ASSIGNMENT
Check the material that follows and say how many lines include the string "continuous", giving the number alone.

DATA LISTING
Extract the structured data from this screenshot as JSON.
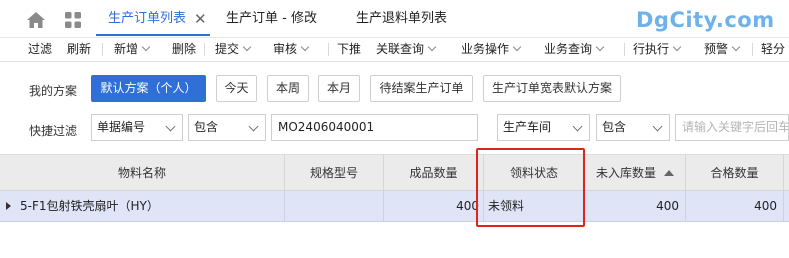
{
  "tabs": [
    {
      "label": "生产订单列表",
      "active": true
    },
    {
      "label": "生产订单 - 修改",
      "active": false
    },
    {
      "label": "生产退料单列表",
      "active": false
    }
  ],
  "icons": {
    "home": "home-icon",
    "apps": "grid-icon",
    "close": "close-icon"
  },
  "watermark": "DgCity.com",
  "toolbar": {
    "filter": "过滤",
    "refresh": "刷新",
    "add": "新增",
    "delete": "删除",
    "submit": "提交",
    "audit": "审核",
    "push_down": "下推",
    "related_query": "关联查询",
    "business_op": "业务操作",
    "business_query": "业务查询",
    "execute": "行执行",
    "warning": "预警",
    "light_analysis": "轻分"
  },
  "filter": {
    "scheme_label": "我的方案",
    "schemes": [
      "默认方案（个人）",
      "今天",
      "本周",
      "本月",
      "待结案生产订单",
      "生产订单宽表默认方案"
    ],
    "quick_label": "快捷过滤",
    "field1": "单据编号",
    "op1": "包含",
    "value1": "MO2406040001",
    "field2": "生产车间",
    "op2": "包含",
    "value2_placeholder": "请输入关键字后回车"
  },
  "grid": {
    "columns": [
      "物料名称",
      "规格型号",
      "成品数量",
      "领料状态",
      "未入库数量",
      "合格数量"
    ],
    "rows": [
      {
        "material": "5-F1包射铁壳扇叶（HY）",
        "spec": "",
        "qty": "400",
        "pick_status": "未领料",
        "not_stored": "400",
        "qualified": "400"
      }
    ]
  },
  "colors": {
    "accent": "#2f6fd6",
    "highlight": "#e0241b",
    "row_selected": "#dfe5f7"
  }
}
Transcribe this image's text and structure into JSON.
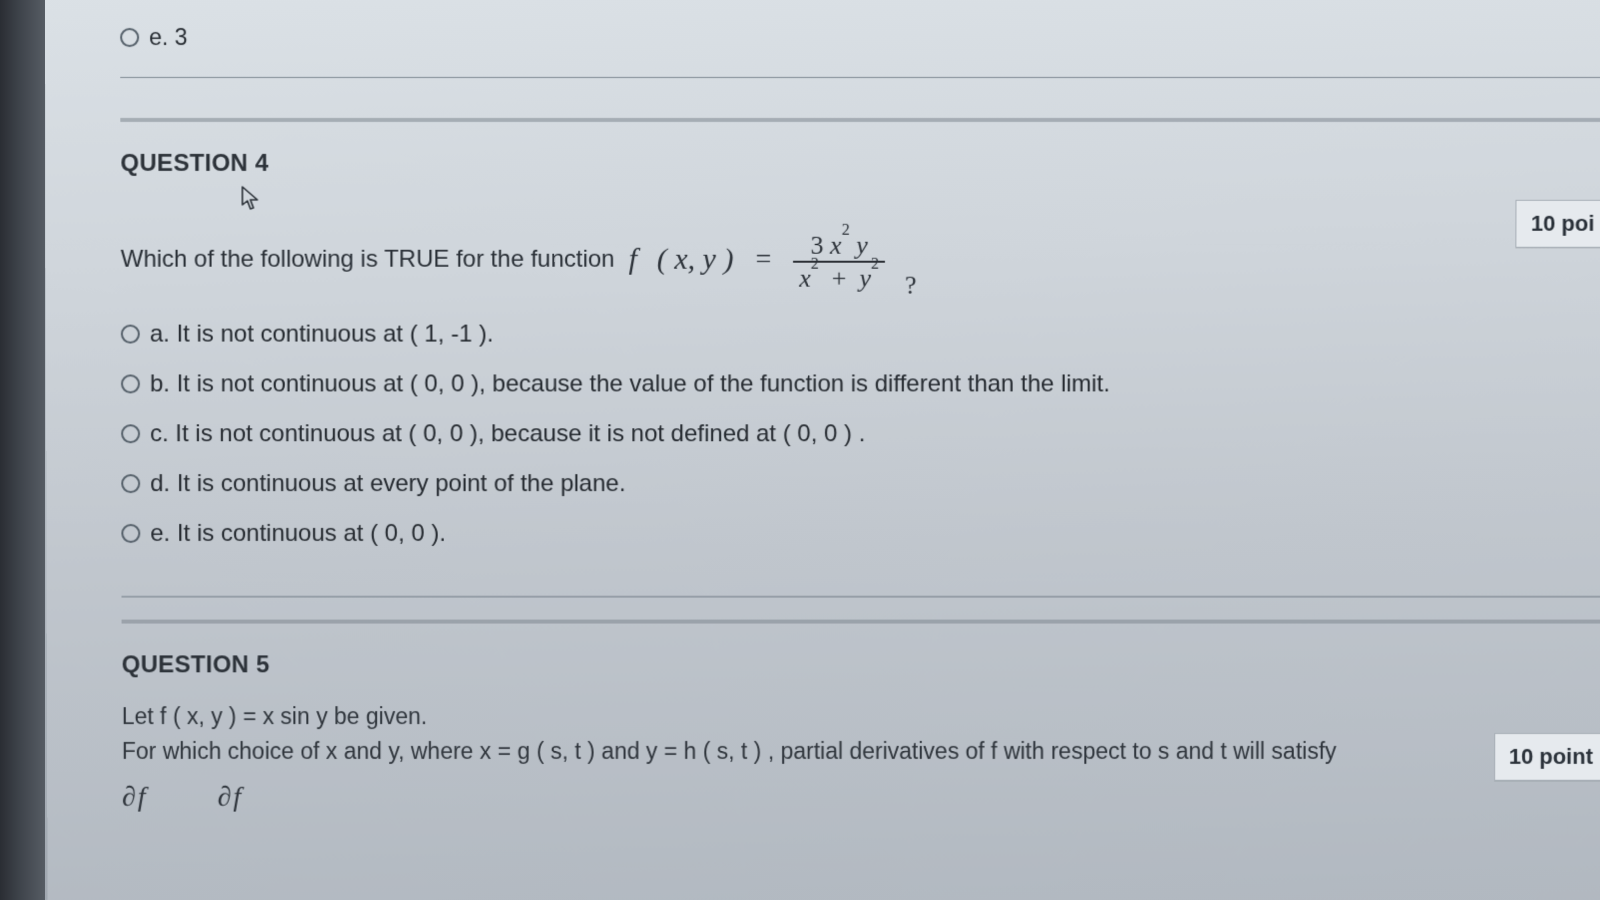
{
  "prev_question": {
    "option_e": "e. 3"
  },
  "question4": {
    "title": "QUESTION 4",
    "points_label": "10 poi",
    "prompt_lead": "Which of the following is TRUE for the function",
    "func_lhs_f": "f",
    "func_lhs_args": "(   x,   y   )",
    "equals": "=",
    "frac_num": "3 x² y",
    "frac_den": "x²  +  y²",
    "qmark": "?",
    "options": {
      "a": "a. It is not continuous at ( 1, -1 ).",
      "b": "b. It is not continuous at ( 0, 0 ), because the value of the function is different than the limit.",
      "c": "c. It is not continuous at ( 0, 0 ), because it is not defined at ( 0, 0 ) .",
      "d": "d. It is continuous at every point of the plane.",
      "e": "e. It is continuous at ( 0, 0 )."
    }
  },
  "question5": {
    "title": "QUESTION 5",
    "points_label": "10 point",
    "line1": "Let f ( x, y ) = x sin y be given.",
    "line2": "For which choice of x and y,  where x = g ( s, t ) and y = h ( s, t ) ,  partial derivatives of f with respect to s and t will satisfy",
    "partial1": "∂f",
    "partial2": "∂f"
  }
}
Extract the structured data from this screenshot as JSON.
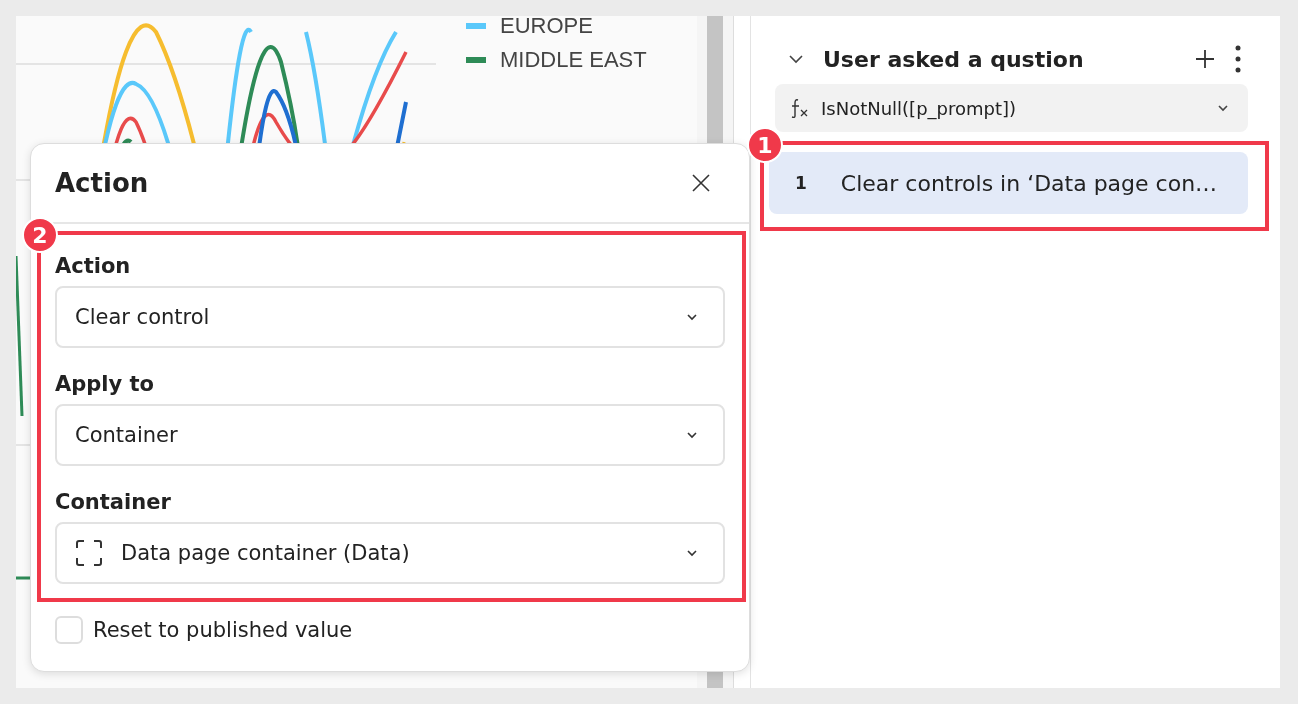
{
  "chart": {
    "legend": [
      {
        "label": "EUROPE",
        "color": "#5ac8fa"
      },
      {
        "label": "MIDDLE EAST",
        "color": "#2e8b57"
      }
    ]
  },
  "action_dialog": {
    "title": "Action",
    "fields": [
      {
        "label": "Action",
        "value": "Clear control",
        "kind": "select"
      },
      {
        "label": "Apply to",
        "value": "Container",
        "kind": "select"
      },
      {
        "label": "Container",
        "value": "Data page container (Data)",
        "kind": "container-select"
      }
    ],
    "reset_checkbox": {
      "label": "Reset to published value",
      "checked": false
    }
  },
  "sequence_panel": {
    "title": "User asked a qustion",
    "expanded": true,
    "condition": "IsNotNull([p_prompt])",
    "actions": [
      {
        "number": "1",
        "text": "Clear controls in ‘Data page con…",
        "selected": true
      }
    ]
  },
  "callouts": [
    {
      "number": "1"
    },
    {
      "number": "2"
    }
  ]
}
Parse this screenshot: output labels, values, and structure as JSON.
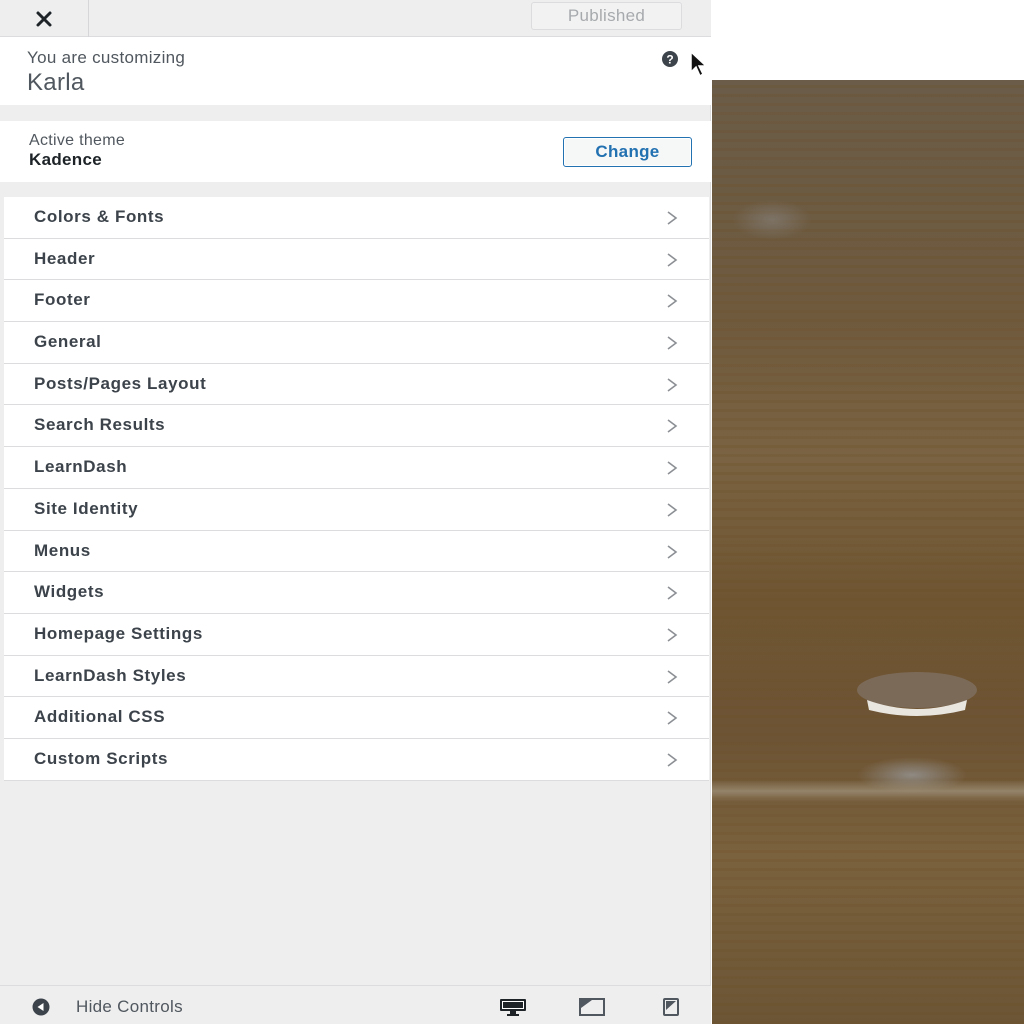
{
  "topbar": {
    "close_icon": "close-icon",
    "published_label": "Published"
  },
  "customizing": {
    "label": "You are customizing",
    "site_name": "Karla",
    "help_icon": "help-icon"
  },
  "theme": {
    "label": "Active theme",
    "name": "Kadence",
    "change_label": "Change"
  },
  "menu": {
    "items": [
      {
        "label": "Colors & Fonts"
      },
      {
        "label": "Header"
      },
      {
        "label": "Footer"
      },
      {
        "label": "General"
      },
      {
        "label": "Posts/Pages Layout"
      },
      {
        "label": "Search Results"
      },
      {
        "label": "LearnDash"
      },
      {
        "label": "Site Identity"
      },
      {
        "label": "Menus"
      },
      {
        "label": "Widgets"
      },
      {
        "label": "Homepage Settings"
      },
      {
        "label": "LearnDash Styles"
      },
      {
        "label": "Additional CSS"
      },
      {
        "label": "Custom Scripts"
      }
    ],
    "chevron_icon": "chevron-right-icon"
  },
  "footer": {
    "hide_controls_label": "Hide Controls",
    "devices": [
      "desktop-icon",
      "tablet-icon",
      "mobile-icon"
    ]
  },
  "colors": {
    "accent": "#2271b1",
    "sidebar_bg": "#eeeeef",
    "text": "#3c434a"
  }
}
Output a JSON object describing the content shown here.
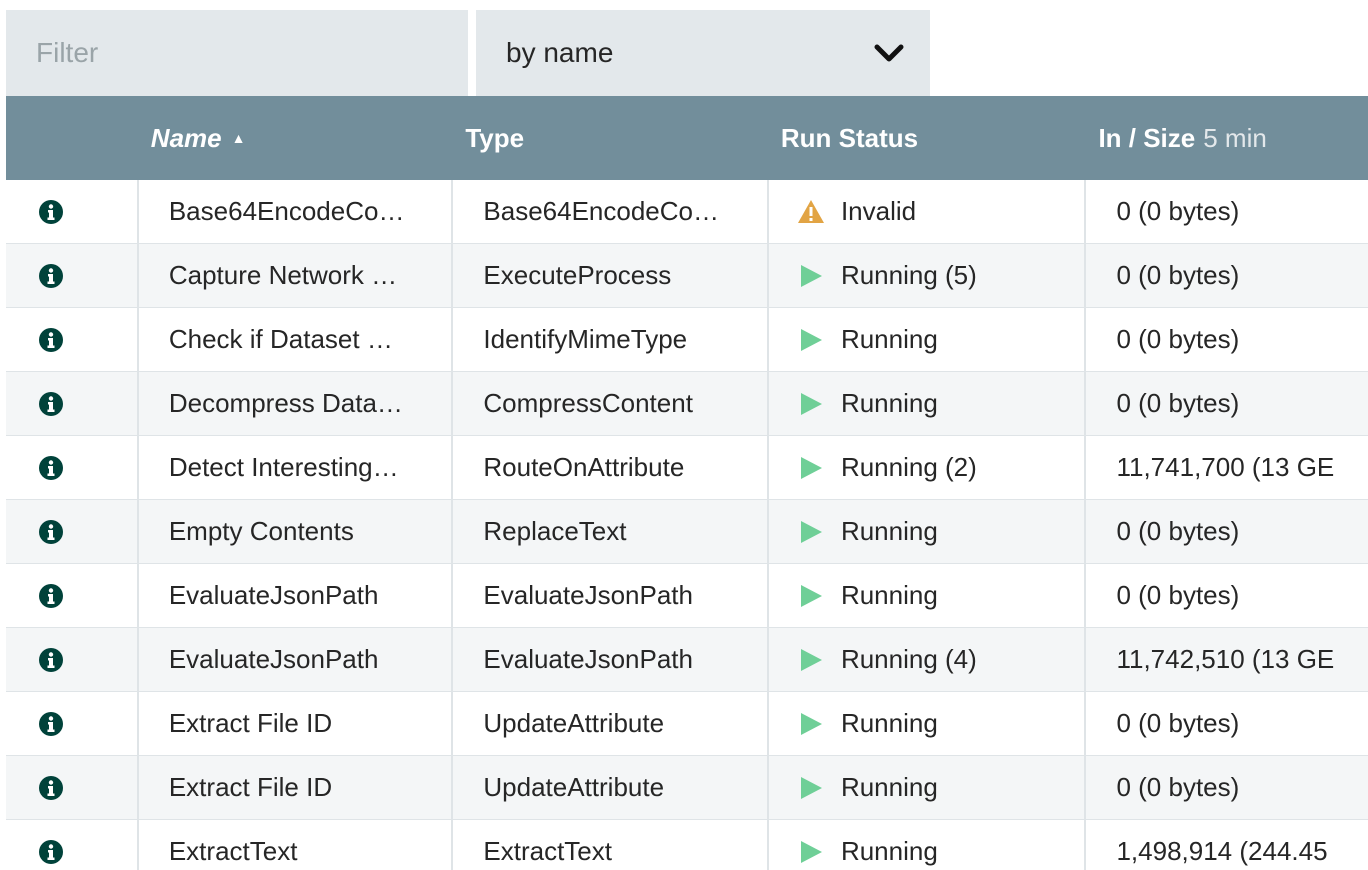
{
  "filter": {
    "placeholder": "Filter",
    "mode_selected": "by name",
    "mode_icon": "chevron-down-icon"
  },
  "columns": {
    "name": "Name",
    "type": "Type",
    "run_status": "Run Status",
    "in_size": "In / Size",
    "in_size_window": "5 min",
    "sort_direction": "ascending"
  },
  "colors": {
    "header_bg": "#728e9b",
    "running_green": "#6fcf97",
    "warning_orange": "#e2a444",
    "info_icon": "#00423a"
  },
  "rows": [
    {
      "name": "Base64EncodeCo…",
      "type": "Base64EncodeCo…",
      "status": "Invalid",
      "status_icon": "warning-icon",
      "in_size": "0 (0 bytes)"
    },
    {
      "name": "Capture Network …",
      "type": "ExecuteProcess",
      "status": "Running (5)",
      "status_icon": "play-icon",
      "in_size": "0 (0 bytes)"
    },
    {
      "name": "Check if Dataset …",
      "type": "IdentifyMimeType",
      "status": "Running",
      "status_icon": "play-icon",
      "in_size": "0 (0 bytes)"
    },
    {
      "name": "Decompress Data…",
      "type": "CompressContent",
      "status": "Running",
      "status_icon": "play-icon",
      "in_size": "0 (0 bytes)"
    },
    {
      "name": "Detect Interesting…",
      "type": "RouteOnAttribute",
      "status": "Running (2)",
      "status_icon": "play-icon",
      "in_size": "11,741,700 (13 GE"
    },
    {
      "name": "Empty Contents",
      "type": "ReplaceText",
      "status": "Running",
      "status_icon": "play-icon",
      "in_size": "0 (0 bytes)"
    },
    {
      "name": "EvaluateJsonPath",
      "type": "EvaluateJsonPath",
      "status": "Running",
      "status_icon": "play-icon",
      "in_size": "0 (0 bytes)"
    },
    {
      "name": "EvaluateJsonPath",
      "type": "EvaluateJsonPath",
      "status": "Running (4)",
      "status_icon": "play-icon",
      "in_size": "11,742,510 (13 GE"
    },
    {
      "name": "Extract File ID",
      "type": "UpdateAttribute",
      "status": "Running",
      "status_icon": "play-icon",
      "in_size": "0 (0 bytes)"
    },
    {
      "name": "Extract File ID",
      "type": "UpdateAttribute",
      "status": "Running",
      "status_icon": "play-icon",
      "in_size": "0 (0 bytes)"
    },
    {
      "name": "ExtractText",
      "type": "ExtractText",
      "status": "Running",
      "status_icon": "play-icon",
      "in_size": "1,498,914 (244.45"
    }
  ]
}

ANSWER SPACE
5